Opponents of this act have held this out as being somehow
bellicose, somehow threatening. I suggest to all my colleagues
in the Senate they simply read what the Taiwan Security Enhancement
Act says. Our colleagues in the other body passed this legislation
by an overwhelming vote of 341-70 earlier this month. The
Taiwan Security Enhancement Act will bring greater clarity
to our relations with Taiwan and China by increasing military
exchanges with Taiwan, by establishing a direct military communications
link with Taiwan, and by reestablishing Congress as a consultant
in the annual arms sales process--as intended and required
by the Taiwan Relations Act--which at least, supposedly, governs
our relations with Taiwan.
Just last month, General Xiong Guangkai, the Deputy Chief
of the General Staff of the People's Liberation Army and a
former head of Chinese intelligence said, ``. . . we will
never commit ourselves to renouncing the use of force.'' The
irony is that this general did not make this statement while
he was in China. He said this right here in Washington while
he was being hosted by the Clinton-Gore administration.
This reveals the irony of the situation. We have greater military
exchanges with a country that points ballistic missiles at
us than we do with a democratic ally. The State Department
prohibits our senior military officers from meeting with their
Taiwanese counterparts. Instead, the focus is on their
Chinese counterparts. Isn't it ironic. I was visiting--I
will not mention their names--with leading Army officials,
some of whom had served in Taiwan many years ago, and they
pointed out to me the irony that while they can hold talks
with leading Communist Chinese military leaders, they cannot
so much as go to Taiwan and meet with the military leadership
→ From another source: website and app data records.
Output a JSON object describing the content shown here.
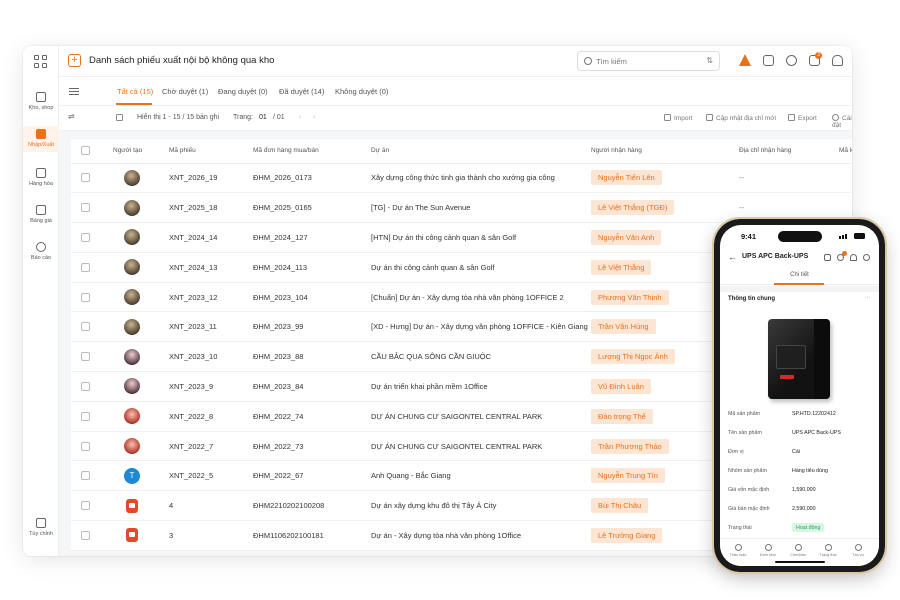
{
  "sidebar": {
    "items": [
      {
        "label": "Kho, shop"
      },
      {
        "label": "Nhập/Xuất"
      },
      {
        "label": "Hàng hóa"
      },
      {
        "label": "Bảng giá"
      },
      {
        "label": "Báo cáo"
      }
    ],
    "bottom": {
      "label": "Tùy chỉnh"
    }
  },
  "header": {
    "title": "Danh sách phiếu xuất nội bộ không qua kho",
    "search_placeholder": "Tìm kiếm",
    "notification_count": "3"
  },
  "tabs": [
    {
      "label": "Tất cả (15)"
    },
    {
      "label": "Chờ duyệt (1)"
    },
    {
      "label": "Đang duyệt (0)"
    },
    {
      "label": "Đã duyệt (14)"
    },
    {
      "label": "Không duyệt (0)"
    }
  ],
  "toolbar": {
    "summary": "Hiển thị 1 - 15 / 15 bản ghi",
    "page_label": "Trang:",
    "page_current": "01",
    "page_total": "/ 01",
    "import": "Import",
    "update_address": "Cập nhật địa chỉ mới",
    "export": "Export",
    "settings": "Cài đặt"
  },
  "table": {
    "columns": [
      "Người tạo",
      "Mã phiếu",
      "Mã đơn hàng mua/bán",
      "Dự án",
      "Người nhận hàng",
      "Địa chỉ nhận hàng",
      "Mã k"
    ],
    "rows": [
      {
        "avatar": "photo",
        "code": "XNT_2026_19",
        "order": "ĐHM_2026_0173",
        "project": "Xây dựng công thức tinh gia thành cho xưởng gia công",
        "receiver": "Nguyễn Tiến Lên",
        "address": "--"
      },
      {
        "avatar": "photo",
        "code": "XNT_2025_18",
        "order": "ĐHM_2025_0165",
        "project": "[TG] - Dự án The Sun Avenue",
        "receiver": "Lê Việt Thắng (TGĐ)",
        "address": "--"
      },
      {
        "avatar": "photo",
        "code": "XNT_2024_14",
        "order": "ĐHM_2024_127",
        "project": "[HTN] Dự án thi công cảnh quan & sân Golf",
        "receiver": "Nguyễn Văn Anh",
        "address": ""
      },
      {
        "avatar": "photo",
        "code": "XNT_2024_13",
        "order": "ĐHM_2024_113",
        "project": "Dự án thi công cảnh quan & sân Golf",
        "receiver": "Lê Việt Thắng",
        "address": ""
      },
      {
        "avatar": "photo",
        "code": "XNT_2023_12",
        "order": "ĐHM_2023_104",
        "project": "[Chuẩn] Dự án - Xây dựng tòa nhà văn phòng 1OFFICE 2",
        "receiver": "Phương Văn Thịnh",
        "address": ""
      },
      {
        "avatar": "photo",
        "code": "XNT_2023_11",
        "order": "ĐHM_2023_99",
        "project": "[XD - Hưng] Dự án - Xây dựng văn phòng 1OFFICE - Kiên Giang",
        "receiver": "Trần Văn Hùng",
        "address": ""
      },
      {
        "avatar": "woman",
        "code": "XNT_2023_10",
        "order": "ĐHM_2023_88",
        "project": "CẦU BẮC QUA SÔNG CẦN GIUỘC",
        "receiver": "Lương Thị Ngọc Ánh",
        "address": ""
      },
      {
        "avatar": "woman",
        "code": "XNT_2023_9",
        "order": "ĐHM_2023_84",
        "project": "Dự án triển khai phần mềm 1Office",
        "receiver": "Vũ Đình Luân",
        "address": ""
      },
      {
        "avatar": "red",
        "code": "XNT_2022_8",
        "order": "ĐHM_2022_74",
        "project": "DỰ ÁN CHUNG CƯ SAIGONTEL CENTRAL PARK",
        "receiver": "Đào trọng Thế",
        "address": ""
      },
      {
        "avatar": "red",
        "code": "XNT_2022_7",
        "order": "ĐHM_2022_73",
        "project": "DỰ ÁN CHUNG CƯ SAIGONTEL CENTRAL PARK",
        "receiver": "Trần Phương Thảo",
        "address": ""
      },
      {
        "avatar": "letter",
        "avatar_letter": "T",
        "code": "XNT_2022_5",
        "order": "ĐHM_2022_67",
        "project": "Anh Quang - Bắc Giang",
        "receiver": "Nguyễn Trung Tín",
        "address": ""
      },
      {
        "avatar": "file",
        "code": "4",
        "order": "ĐHM2210202100208",
        "project": "Dự án xây dựng khu đô thị Tây Á City",
        "receiver": "Bùi Thị Châu",
        "address": ""
      },
      {
        "avatar": "file",
        "code": "3",
        "order": "ĐHM1106202100181",
        "project": "Dự án - Xây dựng tòa nhà văn phòng 1Office",
        "receiver": "Lê Trường Giang",
        "address": ""
      }
    ]
  },
  "phone": {
    "time": "9:41",
    "title": "UPS APC Back-UPS",
    "tab": "Chi tiết",
    "section": "Thông tin chung",
    "fields": [
      {
        "label": "Mã sản phẩm",
        "value": "SP.HTD.12202412"
      },
      {
        "label": "Tên sản phẩm",
        "value": "UPS APC Back-UPS"
      },
      {
        "label": "Đơn vị",
        "value": "Cái"
      },
      {
        "label": "Nhóm sản phẩm",
        "value": "Hàng tiêu dùng"
      },
      {
        "label": "Giá vốn mặc định",
        "value": "1,590,000"
      },
      {
        "label": "Giá bán mặc định",
        "value": "2,590,000"
      },
      {
        "label": "Trạng thái",
        "value": "Hoạt động"
      }
    ],
    "bottom_nav": [
      "Thảo luận",
      "Đính kèm",
      "Checklist",
      "Trạng thái",
      "Tác vụ"
    ]
  },
  "colors": {
    "accent": "#e8711c",
    "chip_bg": "#fde5d4",
    "status_green": "#21a15a"
  }
}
in Taiwan, a democratic entity.
It is only a matter of common sense that in the event of a
crisis--a crisis now more likely--we should be able to communicate
with the Taiwanese military--the people we may be called to
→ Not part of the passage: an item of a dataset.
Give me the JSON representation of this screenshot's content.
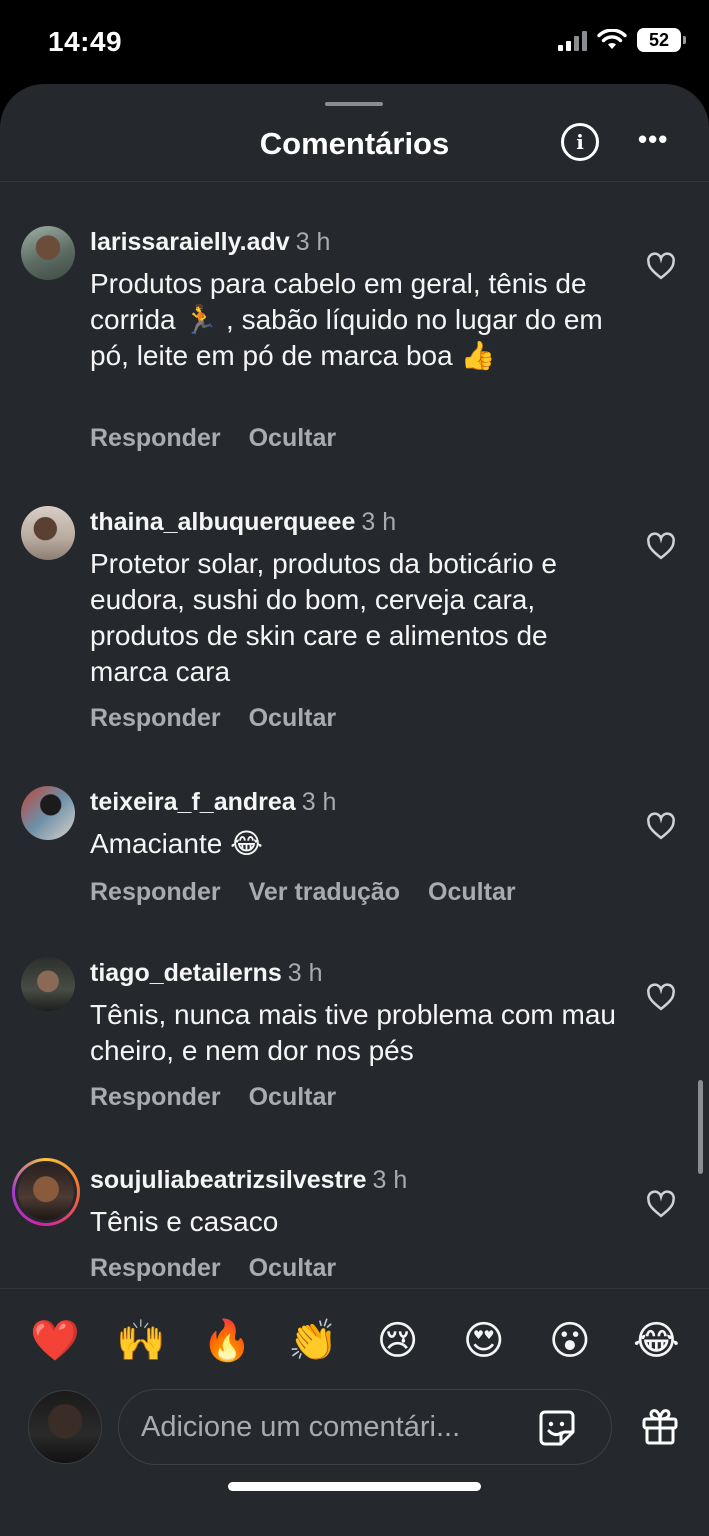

defend. Opponents of this bill claim that ambiguity
is good. But there is nothing ambiguous about the Chinese
position. The Chinese White Paper even specifically opposed
the Taiwan Security Enhancement Act. I suggest we should
not be ambiguous about our support for democracy in Asia,
nor should we apologize to China for helping Taiwan to defend
I believe China has made itself clear on the Taiwan issue.
So should we.
I thank the Chair, and I yield the floor.